>>>

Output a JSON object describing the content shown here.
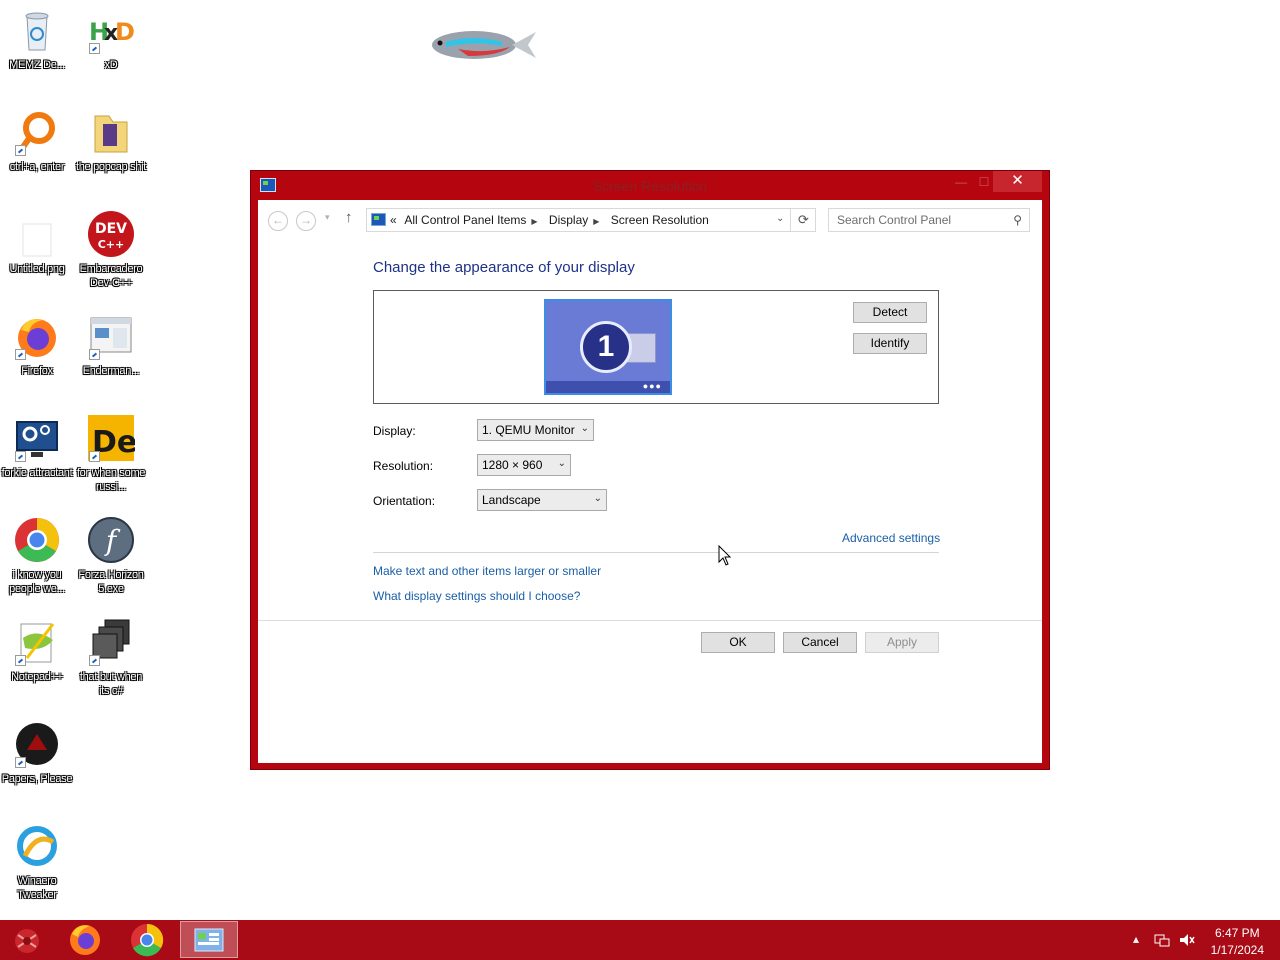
{
  "desktop": {
    "icons": [
      {
        "label": "MEMZ De...",
        "icon": "recycle-bin-icon"
      },
      {
        "label": "xD",
        "icon": "hxd-icon"
      },
      {
        "label": "ctrl+a, enter",
        "icon": "search-app-icon"
      },
      {
        "label": "the popcap shit",
        "icon": "folder-icon"
      },
      {
        "label": "Untitled.png",
        "icon": "image-file-icon"
      },
      {
        "label": "Embarcadero Dev-C++",
        "icon": "devcpp-icon"
      },
      {
        "label": "Firefox",
        "icon": "firefox-icon"
      },
      {
        "label": "Enderman...",
        "icon": "app-window-icon"
      },
      {
        "label": "forkie attractant",
        "icon": "monitor-gear-icon"
      },
      {
        "label": "for when some russi...",
        "icon": "de-icon"
      },
      {
        "label": "i know you people we...",
        "icon": "chrome-icon"
      },
      {
        "label": "Forza Horizon 5.exe",
        "icon": "flash-icon"
      },
      {
        "label": "Notepad++",
        "icon": "notepadpp-icon"
      },
      {
        "label": "that but when its c#",
        "icon": "stacked-windows-icon"
      },
      {
        "label": "Papers, Please",
        "icon": "papers-please-icon"
      },
      {
        "label": "Winaero Tweaker",
        "icon": "winaero-icon"
      }
    ]
  },
  "window": {
    "title": "Screen Resolution",
    "title_buttons": {
      "minimize": "—",
      "maximize": "☐",
      "close": "✕"
    },
    "address": {
      "overflow": "«",
      "crumbs": [
        "All Control Panel Items",
        "Display",
        "Screen Resolution"
      ]
    },
    "search": {
      "placeholder": "Search Control Panel"
    },
    "heading": "Change the appearance of your display",
    "monitor_number": "1",
    "buttons": {
      "detect": "Detect",
      "identify": "Identify",
      "ok": "OK",
      "cancel": "Cancel",
      "apply": "Apply"
    },
    "fields": {
      "display": {
        "label": "Display:",
        "value": "1. QEMU Monitor"
      },
      "resolution": {
        "label": "Resolution:",
        "value": "1280 × 960"
      },
      "orientation": {
        "label": "Orientation:",
        "value": "Landscape"
      }
    },
    "links": {
      "advanced": "Advanced settings",
      "text_size": "Make text and other items larger or smaller",
      "which_settings": "What display settings should I choose?"
    }
  },
  "taskbar": {
    "items": [
      "start-orb",
      "firefox",
      "chrome",
      "control-panel"
    ],
    "clock": {
      "time": "6:47 PM",
      "date": "1/17/2024"
    }
  },
  "colors": {
    "accent": "#b5060f",
    "taskbar": "#a80b16",
    "link": "#1a5fa8",
    "heading": "#1e3287"
  }
}
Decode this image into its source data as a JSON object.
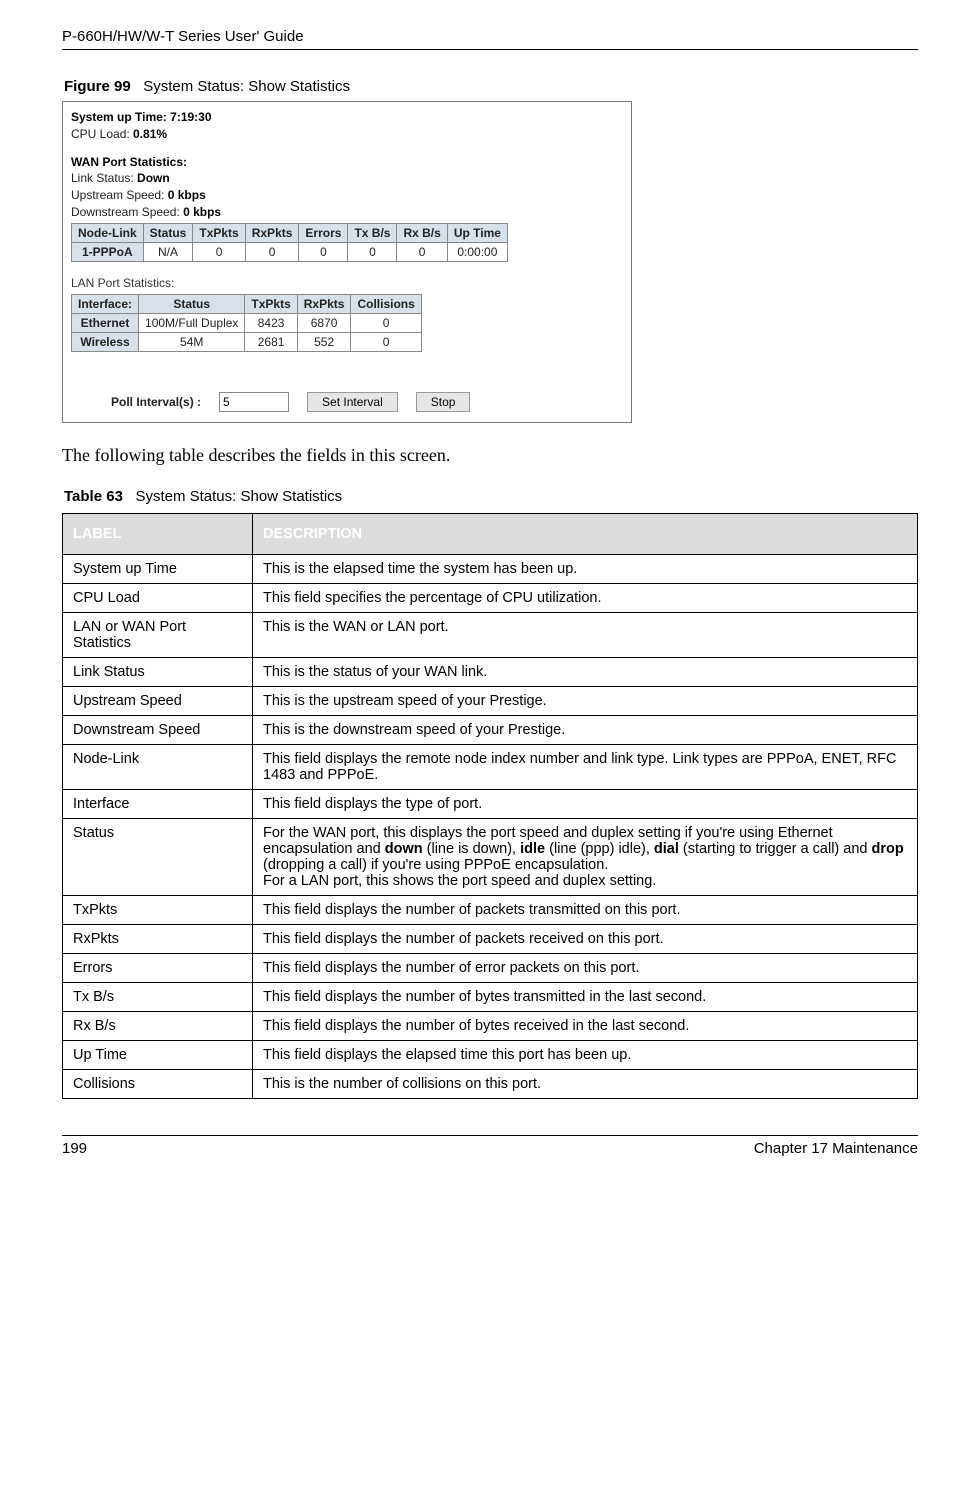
{
  "header": {
    "running": "P-660H/HW/W-T Series User' Guide"
  },
  "figure": {
    "label": "Figure 99",
    "title": "System Status: Show Statistics"
  },
  "screenshot": {
    "uptime_label": "System up Time:",
    "uptime_value": "7:19:30",
    "cpu_label": "CPU Load:",
    "cpu_value": "0.81%",
    "wan_section": "WAN Port Statistics:",
    "link_status_label": "Link Status:",
    "link_status_value": "Down",
    "up_speed_label": "Upstream Speed:",
    "up_speed_value": "0 kbps",
    "down_speed_label": "Downstream Speed:",
    "down_speed_value": "0 kbps",
    "wan_headers": [
      "Node-Link",
      "Status",
      "TxPkts",
      "RxPkts",
      "Errors",
      "Tx B/s",
      "Rx B/s",
      "Up Time"
    ],
    "wan_row": [
      "1-PPPoA",
      "N/A",
      "0",
      "0",
      "0",
      "0",
      "0",
      "0:00:00"
    ],
    "lan_section": "LAN Port Statistics:",
    "lan_headers": [
      "Interface:",
      "Status",
      "TxPkts",
      "RxPkts",
      "Collisions"
    ],
    "lan_rows": [
      [
        "Ethernet",
        "100M/Full Duplex",
        "8423",
        "6870",
        "0"
      ],
      [
        "Wireless",
        "54M",
        "2681",
        "552",
        "0"
      ]
    ],
    "poll_label": "Poll Interval(s) :",
    "poll_value": "5",
    "btn_set": "Set Interval",
    "btn_stop": "Stop"
  },
  "para": "The following table describes the fields in this screen.",
  "table_caption": {
    "label": "Table 63",
    "title": "System Status: Show Statistics"
  },
  "desc_headers": {
    "c1": "LABEL",
    "c2": "DESCRIPTION"
  },
  "rows": [
    {
      "l": "System up Time",
      "d": "This is the elapsed time the system has been up."
    },
    {
      "l": "CPU Load",
      "d": "This field specifies the percentage of CPU utilization."
    },
    {
      "l": "LAN or WAN Port Statistics",
      "d": "This is the WAN or LAN port."
    },
    {
      "l": "Link Status",
      "d": "This is the status of your WAN link."
    },
    {
      "l": "Upstream Speed",
      "d": "This is the upstream speed of your Prestige."
    },
    {
      "l": "Downstream Speed",
      "d": "This is the downstream speed of your Prestige."
    },
    {
      "l": "Node-Link",
      "d": "This field displays the remote node index number and link type. Link types are PPPoA, ENET, RFC 1483 and PPPoE."
    },
    {
      "l": "Interface",
      "d": "This field displays the type of port."
    },
    {
      "l": "Status",
      "d1": "For the WAN port, this displays the port speed and duplex setting if you're using Ethernet encapsulation and ",
      "b1": "down",
      "d2": " (line is down), ",
      "b2": "idle",
      "d3": " (line (ppp) idle), ",
      "b3": "dial",
      "d4": " (starting to trigger a call) and ",
      "b4": "drop",
      "d5": " (dropping a call) if you're using PPPoE encapsulation.",
      "d6": "For a LAN port, this shows the port speed and duplex setting."
    },
    {
      "l": "TxPkts",
      "d": "This field displays the number of packets transmitted on this port."
    },
    {
      "l": "RxPkts",
      "d": "This field displays the number of packets received on this port."
    },
    {
      "l": "Errors",
      "d": "This field displays the number of error packets on this port."
    },
    {
      "l": "Tx B/s",
      "d": "This field displays the number of bytes transmitted in the last second."
    },
    {
      "l": "Rx B/s",
      "d": "This field displays the number of bytes received in the last second."
    },
    {
      "l": "Up Time",
      "d": "This field displays the elapsed time this port has been up."
    },
    {
      "l": "Collisions",
      "d": "This is the number of collisions on this port."
    }
  ],
  "footer": {
    "page": "199",
    "chapter": "Chapter 17 Maintenance"
  }
}
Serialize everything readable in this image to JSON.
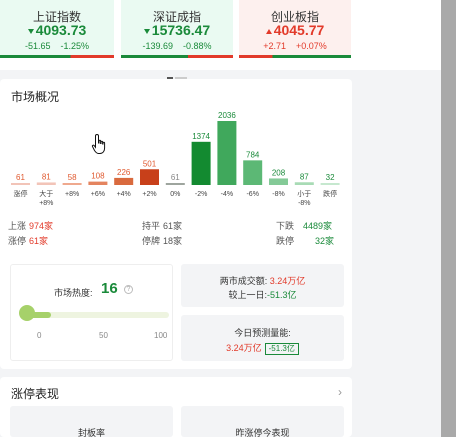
{
  "indices": [
    {
      "name": "上证指数",
      "value": "4093.73",
      "change": "-51.65",
      "pct": "-1.25%",
      "trend": "down"
    },
    {
      "name": "深证成指",
      "value": "15736.47",
      "change": "-139.69",
      "pct": "-0.88%",
      "trend": "down"
    },
    {
      "name": "创业板指",
      "value": "4045.77",
      "change": "+2.71",
      "pct": "+0.07%",
      "trend": "up"
    }
  ],
  "overview": {
    "title": "市场概况",
    "stats": {
      "up_label": "上涨",
      "up_value": "974家",
      "limit_up_label": "涨停",
      "limit_up_value": "61家",
      "flat_label": "持平",
      "flat_value": "61家",
      "halt_label": "停牌",
      "halt_value": "18家",
      "down_label": "下跌",
      "down_value": "4489家",
      "limit_down_label": "跌停",
      "limit_down_value": "32家"
    },
    "heat": {
      "label": "市场热度:",
      "value": "16",
      "help": "?",
      "ticks": [
        "0",
        "50",
        "100"
      ],
      "level": 16,
      "max": 100
    },
    "amount": {
      "label": "两市成交额:",
      "value": "3.24万亿",
      "compare_label": "较上一日:",
      "compare_value": "-51.3亿"
    },
    "prediction": {
      "label": "今日预测量能:",
      "value": "3.24万亿",
      "delta": "-51.3亿"
    }
  },
  "chart_data": {
    "type": "bar",
    "categories": [
      "涨停",
      "大于+8%",
      "+8%",
      "+6%",
      "+4%",
      "+2%",
      "0%",
      "-2%",
      "-4%",
      "-6%",
      "-8%",
      "小于-8%",
      "跌停"
    ],
    "values": [
      61,
      81,
      58,
      108,
      226,
      501,
      61,
      1374,
      2036,
      784,
      208,
      87,
      32
    ],
    "colors": [
      "#f2c4b8",
      "#f2c4b8",
      "#efa98e",
      "#e4845f",
      "#d96a3e",
      "#c8401a",
      "#9ea59e",
      "#138a30",
      "#40a85c",
      "#5cb875",
      "#84ca97",
      "#a8dbb5",
      "#c6e8cf"
    ],
    "label_colors": [
      "#e05a30",
      "#e05a30",
      "#e05a30",
      "#e05a30",
      "#e05a30",
      "#e05a30",
      "#888888",
      "#1a8a3a",
      "#1a8a3a",
      "#1a8a3a",
      "#1a8a3a",
      "#1a8a3a",
      "#1a8a3a"
    ]
  },
  "limit_section": {
    "title": "涨停表现",
    "chevron": "›",
    "tab1": "封板率",
    "tab2": "昨涨停今表现"
  },
  "icons": {
    "cursor": "hand-pointer-icon"
  }
}
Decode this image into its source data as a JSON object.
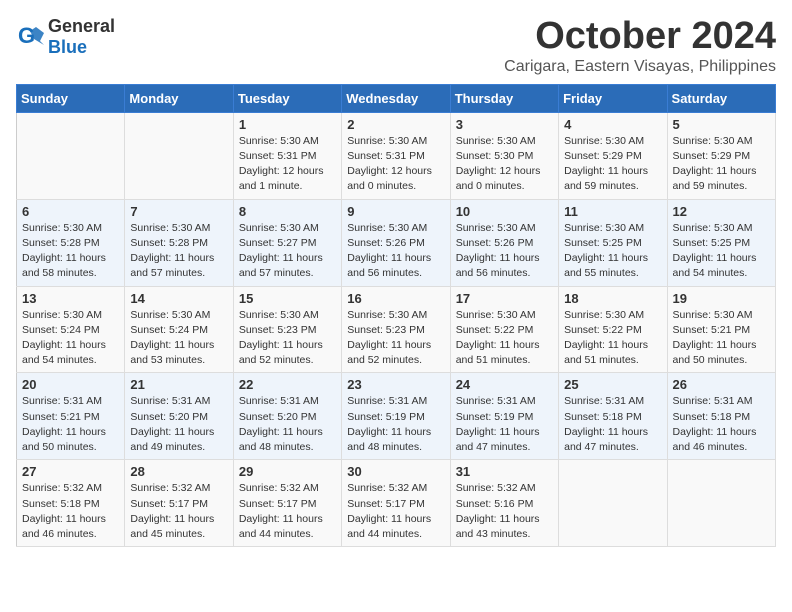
{
  "logo": {
    "text_general": "General",
    "text_blue": "Blue"
  },
  "header": {
    "month": "October 2024",
    "location": "Carigara, Eastern Visayas, Philippines"
  },
  "weekdays": [
    "Sunday",
    "Monday",
    "Tuesday",
    "Wednesday",
    "Thursday",
    "Friday",
    "Saturday"
  ],
  "weeks": [
    [
      {
        "day": "",
        "info": ""
      },
      {
        "day": "",
        "info": ""
      },
      {
        "day": "1",
        "info": "Sunrise: 5:30 AM\nSunset: 5:31 PM\nDaylight: 12 hours and 1 minute."
      },
      {
        "day": "2",
        "info": "Sunrise: 5:30 AM\nSunset: 5:31 PM\nDaylight: 12 hours and 0 minutes."
      },
      {
        "day": "3",
        "info": "Sunrise: 5:30 AM\nSunset: 5:30 PM\nDaylight: 12 hours and 0 minutes."
      },
      {
        "day": "4",
        "info": "Sunrise: 5:30 AM\nSunset: 5:29 PM\nDaylight: 11 hours and 59 minutes."
      },
      {
        "day": "5",
        "info": "Sunrise: 5:30 AM\nSunset: 5:29 PM\nDaylight: 11 hours and 59 minutes."
      }
    ],
    [
      {
        "day": "6",
        "info": "Sunrise: 5:30 AM\nSunset: 5:28 PM\nDaylight: 11 hours and 58 minutes."
      },
      {
        "day": "7",
        "info": "Sunrise: 5:30 AM\nSunset: 5:28 PM\nDaylight: 11 hours and 57 minutes."
      },
      {
        "day": "8",
        "info": "Sunrise: 5:30 AM\nSunset: 5:27 PM\nDaylight: 11 hours and 57 minutes."
      },
      {
        "day": "9",
        "info": "Sunrise: 5:30 AM\nSunset: 5:26 PM\nDaylight: 11 hours and 56 minutes."
      },
      {
        "day": "10",
        "info": "Sunrise: 5:30 AM\nSunset: 5:26 PM\nDaylight: 11 hours and 56 minutes."
      },
      {
        "day": "11",
        "info": "Sunrise: 5:30 AM\nSunset: 5:25 PM\nDaylight: 11 hours and 55 minutes."
      },
      {
        "day": "12",
        "info": "Sunrise: 5:30 AM\nSunset: 5:25 PM\nDaylight: 11 hours and 54 minutes."
      }
    ],
    [
      {
        "day": "13",
        "info": "Sunrise: 5:30 AM\nSunset: 5:24 PM\nDaylight: 11 hours and 54 minutes."
      },
      {
        "day": "14",
        "info": "Sunrise: 5:30 AM\nSunset: 5:24 PM\nDaylight: 11 hours and 53 minutes."
      },
      {
        "day": "15",
        "info": "Sunrise: 5:30 AM\nSunset: 5:23 PM\nDaylight: 11 hours and 52 minutes."
      },
      {
        "day": "16",
        "info": "Sunrise: 5:30 AM\nSunset: 5:23 PM\nDaylight: 11 hours and 52 minutes."
      },
      {
        "day": "17",
        "info": "Sunrise: 5:30 AM\nSunset: 5:22 PM\nDaylight: 11 hours and 51 minutes."
      },
      {
        "day": "18",
        "info": "Sunrise: 5:30 AM\nSunset: 5:22 PM\nDaylight: 11 hours and 51 minutes."
      },
      {
        "day": "19",
        "info": "Sunrise: 5:30 AM\nSunset: 5:21 PM\nDaylight: 11 hours and 50 minutes."
      }
    ],
    [
      {
        "day": "20",
        "info": "Sunrise: 5:31 AM\nSunset: 5:21 PM\nDaylight: 11 hours and 50 minutes."
      },
      {
        "day": "21",
        "info": "Sunrise: 5:31 AM\nSunset: 5:20 PM\nDaylight: 11 hours and 49 minutes."
      },
      {
        "day": "22",
        "info": "Sunrise: 5:31 AM\nSunset: 5:20 PM\nDaylight: 11 hours and 48 minutes."
      },
      {
        "day": "23",
        "info": "Sunrise: 5:31 AM\nSunset: 5:19 PM\nDaylight: 11 hours and 48 minutes."
      },
      {
        "day": "24",
        "info": "Sunrise: 5:31 AM\nSunset: 5:19 PM\nDaylight: 11 hours and 47 minutes."
      },
      {
        "day": "25",
        "info": "Sunrise: 5:31 AM\nSunset: 5:18 PM\nDaylight: 11 hours and 47 minutes."
      },
      {
        "day": "26",
        "info": "Sunrise: 5:31 AM\nSunset: 5:18 PM\nDaylight: 11 hours and 46 minutes."
      }
    ],
    [
      {
        "day": "27",
        "info": "Sunrise: 5:32 AM\nSunset: 5:18 PM\nDaylight: 11 hours and 46 minutes."
      },
      {
        "day": "28",
        "info": "Sunrise: 5:32 AM\nSunset: 5:17 PM\nDaylight: 11 hours and 45 minutes."
      },
      {
        "day": "29",
        "info": "Sunrise: 5:32 AM\nSunset: 5:17 PM\nDaylight: 11 hours and 44 minutes."
      },
      {
        "day": "30",
        "info": "Sunrise: 5:32 AM\nSunset: 5:17 PM\nDaylight: 11 hours and 44 minutes."
      },
      {
        "day": "31",
        "info": "Sunrise: 5:32 AM\nSunset: 5:16 PM\nDaylight: 11 hours and 43 minutes."
      },
      {
        "day": "",
        "info": ""
      },
      {
        "day": "",
        "info": ""
      }
    ]
  ]
}
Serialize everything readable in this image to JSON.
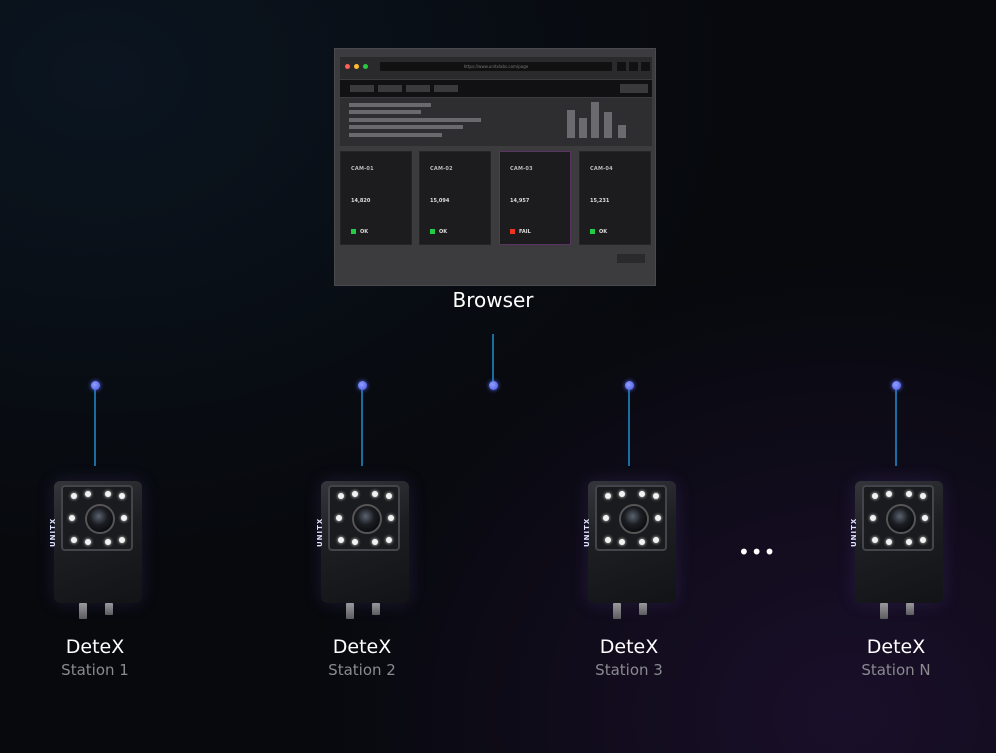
{
  "browser": {
    "url": "https://www.unitxlabs.com/page",
    "cards": [
      {
        "label": "CAM-01",
        "count": "14,820",
        "status": "OK",
        "status_color": "#22cc44"
      },
      {
        "label": "CAM-02",
        "count": "15,094",
        "status": "OK",
        "status_color": "#22cc44"
      },
      {
        "label": "CAM-03",
        "count": "14,957",
        "status": "FAIL",
        "status_color": "#ee3322"
      },
      {
        "label": "CAM-04",
        "count": "15,231",
        "status": "OK",
        "status_color": "#22cc44"
      }
    ]
  },
  "browser_label": "Browser",
  "line_colors": {
    "cyan": "#1f8fd0",
    "purple": "#7a3fd0"
  },
  "cameras": [
    {
      "name": "DeteX",
      "station": "Station 1",
      "logo": "UNITX"
    },
    {
      "name": "DeteX",
      "station": "Station 2",
      "logo": "UNITX"
    },
    {
      "name": "DeteX",
      "station": "Station 3",
      "logo": "UNITX"
    },
    {
      "name": "DeteX",
      "station": "Station N",
      "logo": "UNITX"
    }
  ],
  "ellipsis": "•••"
}
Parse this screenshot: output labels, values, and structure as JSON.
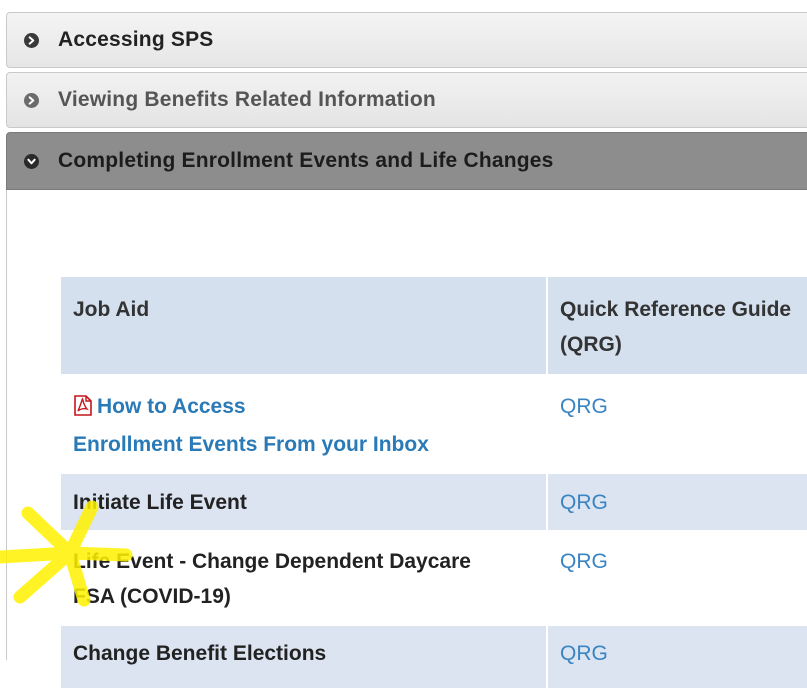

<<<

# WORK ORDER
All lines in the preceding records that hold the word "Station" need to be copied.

# EXERCISE SOLUTION
      "station": "Station 1",
      "station": "Station 2",
      "station": "Station 3",
      "station": "Station N",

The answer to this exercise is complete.